A rare example of the .30-caliber Fusil Mitrailleur Modéle 1918 CSRG Chauchat Light Machine Gun. (Photograph courtesy of James D. Julia Auctioneers)
Pvt. Frank J. Bart C Company, 9th Infantry Regiment, 2nd Infantry Division Pvt. Bart, being on duty as a company runner, when the advance was held up by machine-gun fire, voluntarily picked up an automatic rifle, ran out ahead of the line, and silenced a hostile machine-gun nest, killing the German gunners. The advance then continued, and when it was again hindered shortly afterward by another machine-gun nest, this courageous soldier repeated his bold exploit by putting the second machine gun out of action.
Pvt. Thomas C. Neibaur M Company, 167th Infantry Regiment, 42nd Infantry Division On the afternoon of 16 October 1918, when the Cote-de-Chatillion had just been gained after bitter fighting and the summit of that strong bulwark in the Kriemhilde Stellung was being organized, Pvt. Neibaur was sent out on patrol with his automatic rifle squad to enfilade enemy machine-gun nests. As he gained the ridge, he set up his automatic rifle and was directly thereafter wounded in both legs by fire from a hostile machine gun on his flank. The advance wave of the enemy troops, counterattacking, had about gained the ridge, and although practically cut off and surrounded, the remainder of his detachment being killed or wounded, this gallant soldier kept his automatic rifle in operation to such effect that by his own efforts and by fire from the skirmish line of his company, at least 100 yards in his rear, the attack was checked. The enemy wave being halted and lying prone, four of the enemy attacked Pvt. Neibaur at close quarters. These he killed. He then moved alone among the enemy lying on the ground about him, in the midst of the fire from his own lines, and by coolness and gallantry captured 11 prisoners at the point of his pistol and, although painfully wounded, brought them back to our lines. The counterattack in full force was arrested to a large extent by the single efforts of this soldier, whose heroic exploits took place against the skyline in full view of his entire battalion.

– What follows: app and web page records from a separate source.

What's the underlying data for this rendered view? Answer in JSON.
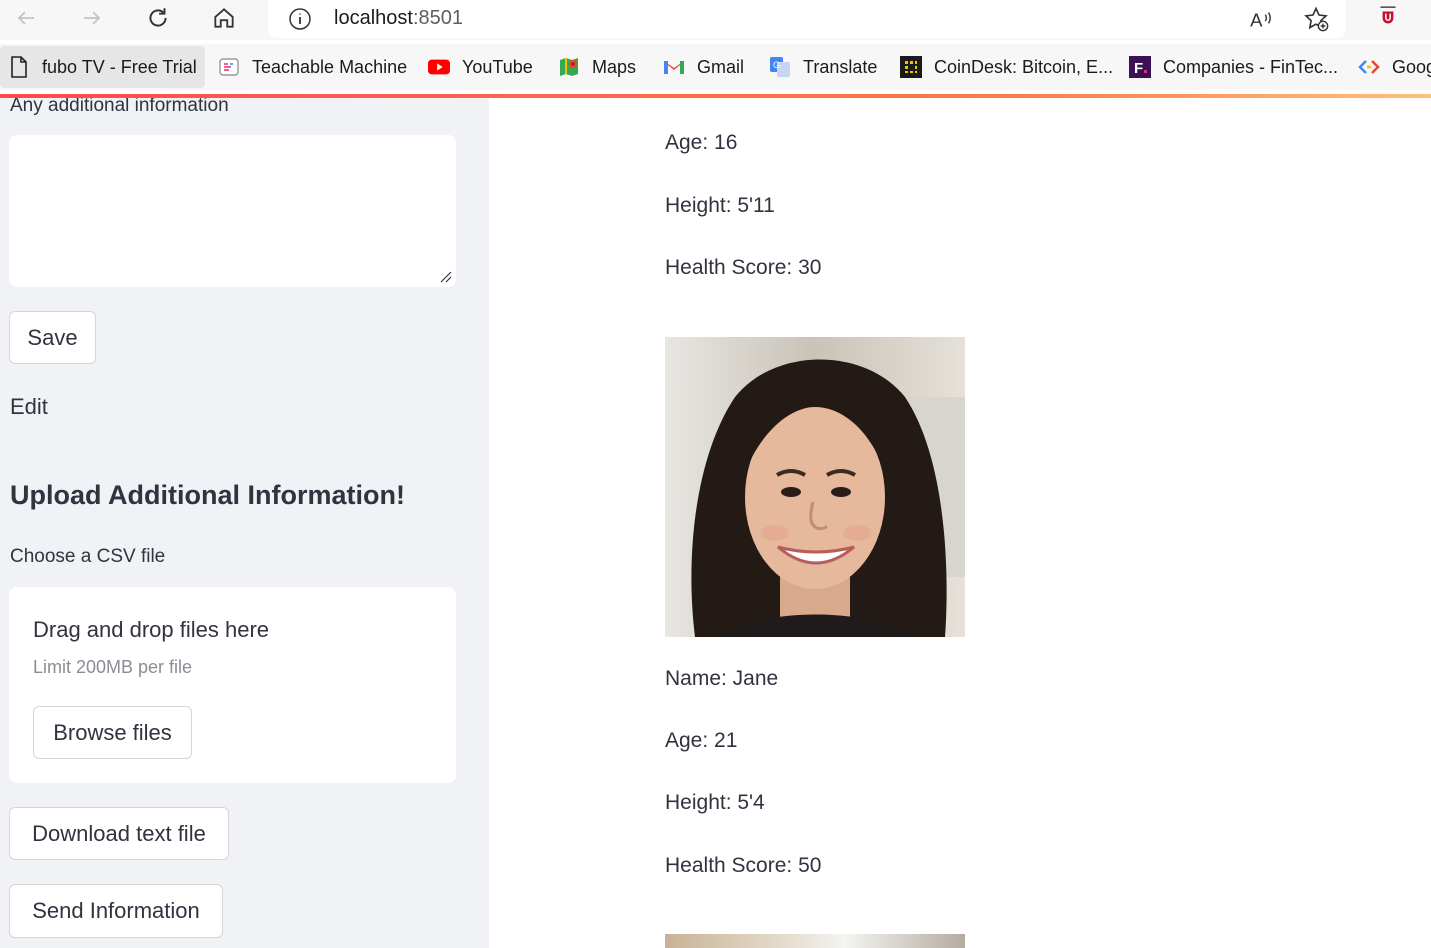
{
  "browser": {
    "url_host": "localhost",
    "url_port": ":8501",
    "bookmarks": [
      {
        "label": "fubo TV - Free Trial",
        "icon": "page-icon"
      },
      {
        "label": "Teachable Machine",
        "icon": "teachable-icon"
      },
      {
        "label": "YouTube",
        "icon": "youtube-icon"
      },
      {
        "label": "Maps",
        "icon": "maps-icon"
      },
      {
        "label": "Gmail",
        "icon": "gmail-icon"
      },
      {
        "label": "Translate",
        "icon": "translate-icon"
      },
      {
        "label": "CoinDesk: Bitcoin, E...",
        "icon": "coindesk-icon"
      },
      {
        "label": "Companies - FinTec...",
        "icon": "fintech-icon"
      },
      {
        "label": "Goog",
        "icon": "google-icon"
      }
    ]
  },
  "sidebar": {
    "additional_info_label": "Any additional information",
    "save_label": "Save",
    "edit_label": "Edit",
    "upload_heading": "Upload Additional Information!",
    "csv_label": "Choose a CSV file",
    "dropzone_title": "Drag and drop files here",
    "dropzone_limit": "Limit 200MB per file",
    "browse_label": "Browse files",
    "download_label": "Download text file",
    "send_label": "Send Information"
  },
  "main": {
    "person1": {
      "age": "Age: 16",
      "height": "Height: 5'11",
      "health": "Health Score: 30"
    },
    "person2": {
      "name": "Name: Jane",
      "age": "Age: 21",
      "height": "Height: 5'4",
      "health": "Health Score: 50"
    }
  },
  "colors": {
    "accent": "#ff4b4b",
    "sidebar_bg": "#f0f2f6",
    "text": "#31333f"
  }
}
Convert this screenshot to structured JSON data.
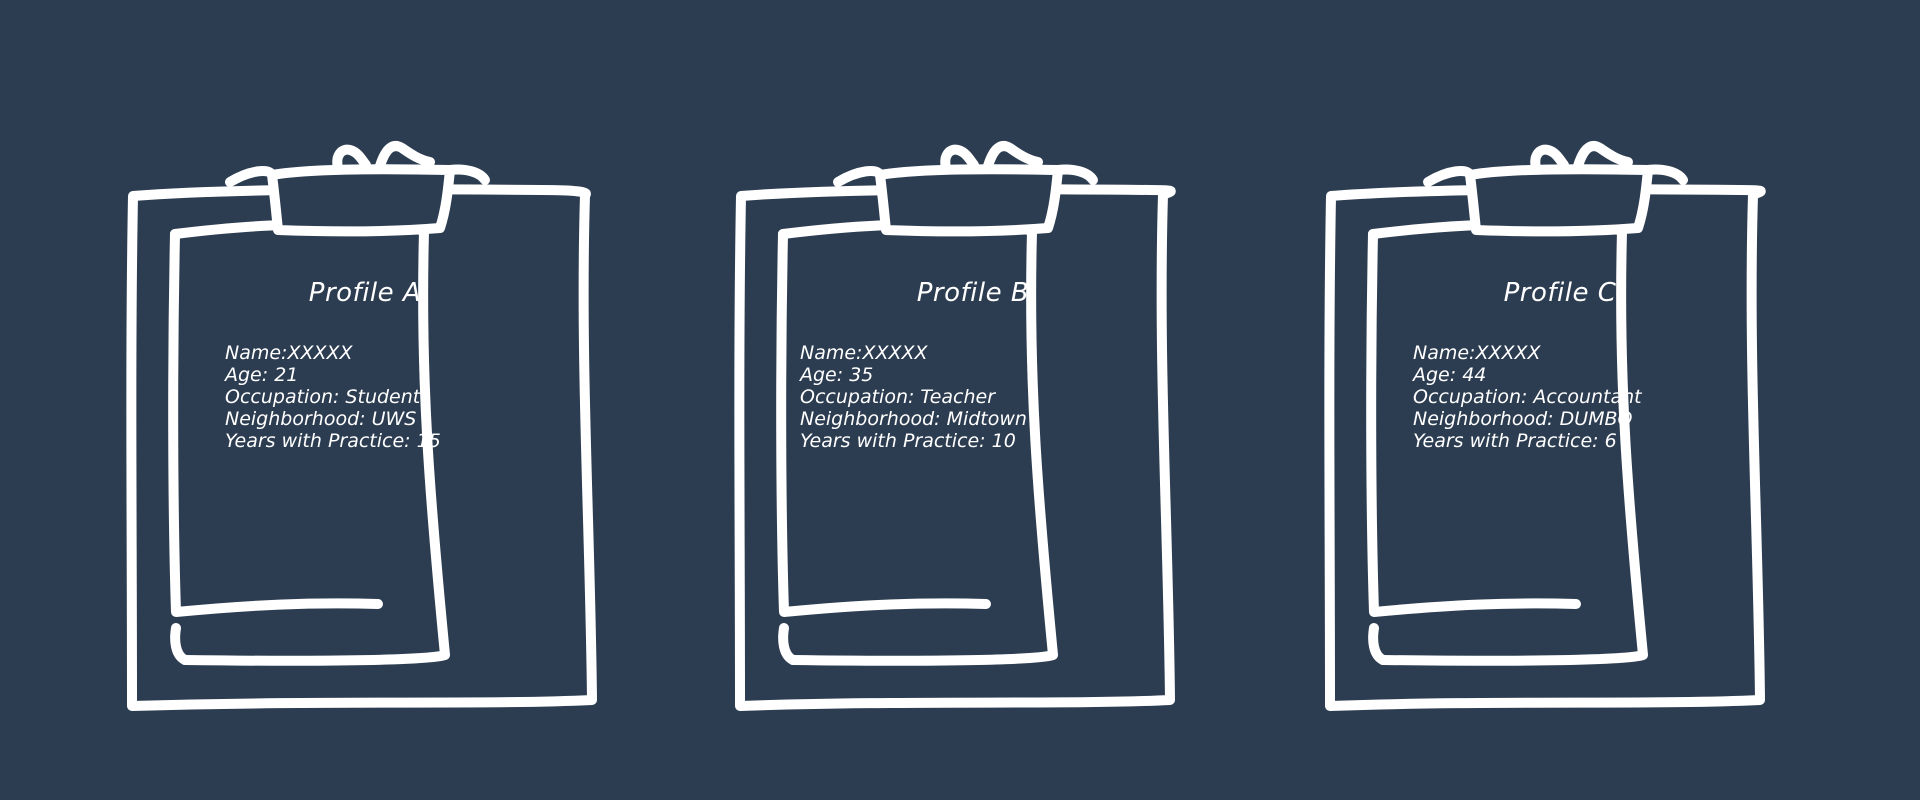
{
  "profiles": [
    {
      "title": "Profile A",
      "name_line": "Name:XXXXX",
      "age_line": "Age: 21",
      "occupation_line": "Occupation: Student",
      "neighborhood_line": "Neighborhood: UWS",
      "years_line": "Years with Practice: 15"
    },
    {
      "title": "Profile B",
      "name_line": "Name:XXXXX",
      "age_line": "Age: 35",
      "occupation_line": "Occupation: Teacher",
      "neighborhood_line": "Neighborhood: Midtown",
      "years_line": "Years with Practice: 10"
    },
    {
      "title": "Profile C",
      "name_line": "Name:XXXXX",
      "age_line": "Age: 44",
      "occupation_line": "Occupation: Accountant",
      "neighborhood_line": "Neighborhood: DUMBO",
      "years_line": "Years with Practice: 6"
    }
  ],
  "colors": {
    "background": "#2d3d51",
    "stroke": "#ffffff",
    "text": "#ffffff"
  },
  "icons": [
    "clipboard-icon",
    "clipboard-icon",
    "clipboard-icon"
  ]
}
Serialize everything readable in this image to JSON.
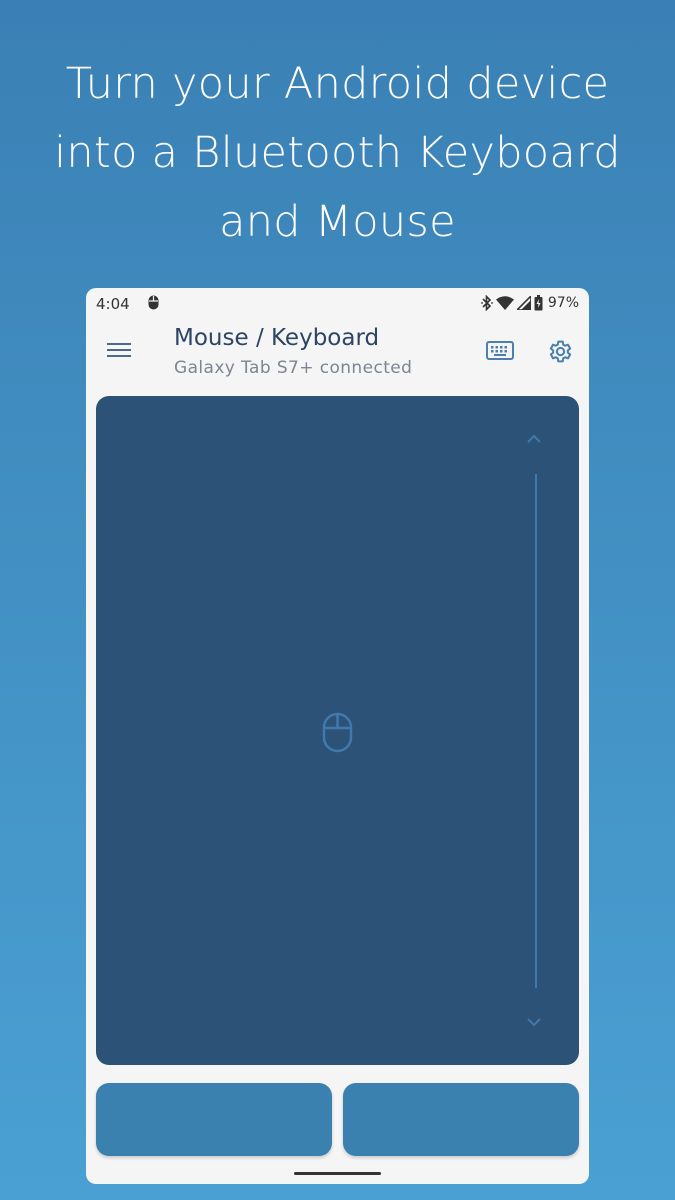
{
  "headline": {
    "line1": "Turn your Android device",
    "line2": "into a Bluetooth Keyboard",
    "line3": "and Mouse"
  },
  "status_bar": {
    "time": "4:04",
    "battery": "97%",
    "icons": [
      "mouse-icon",
      "bluetooth-icon",
      "wifi-icon",
      "signal-icon",
      "battery-icon"
    ]
  },
  "app_bar": {
    "title": "Mouse / Keyboard",
    "subtitle": "Galaxy Tab S7+ connected",
    "icons": [
      "menu-icon",
      "keyboard-icon",
      "settings-gear-icon"
    ]
  },
  "touchpad": {
    "icons": [
      "chevron-up-icon",
      "chevron-down-icon",
      "mouse-icon"
    ]
  },
  "colors": {
    "background_top": "#3a80b5",
    "background_bottom": "#4aa0d3",
    "phone_surface": "#f5f5f6",
    "touchpad": "#2c5277",
    "mouse_buttons": "#3b81b0",
    "title_text": "#2c4565",
    "accent_icon": "#4a7fb0"
  }
}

Pvt. Nels T. Wold I Company, 138th Infantry Regiment, 35th Infantry Division He rendered most gallant service in aiding the advance of his company, which had been held up by machine-gun nests, advancing, with one other soldier, and silencing the guns, bringing with him, upon his return, 11 prisoners. Later the same day he jumped from a trench and rescued a comrade who was about to be shot by a German officer, killing the officer during the exploit. His actions were entirely voluntary, and it was while attempting to rush a 5th machine-gun nest that he was killed. The advance of his company was mainly due to his great courage and devotion to duty.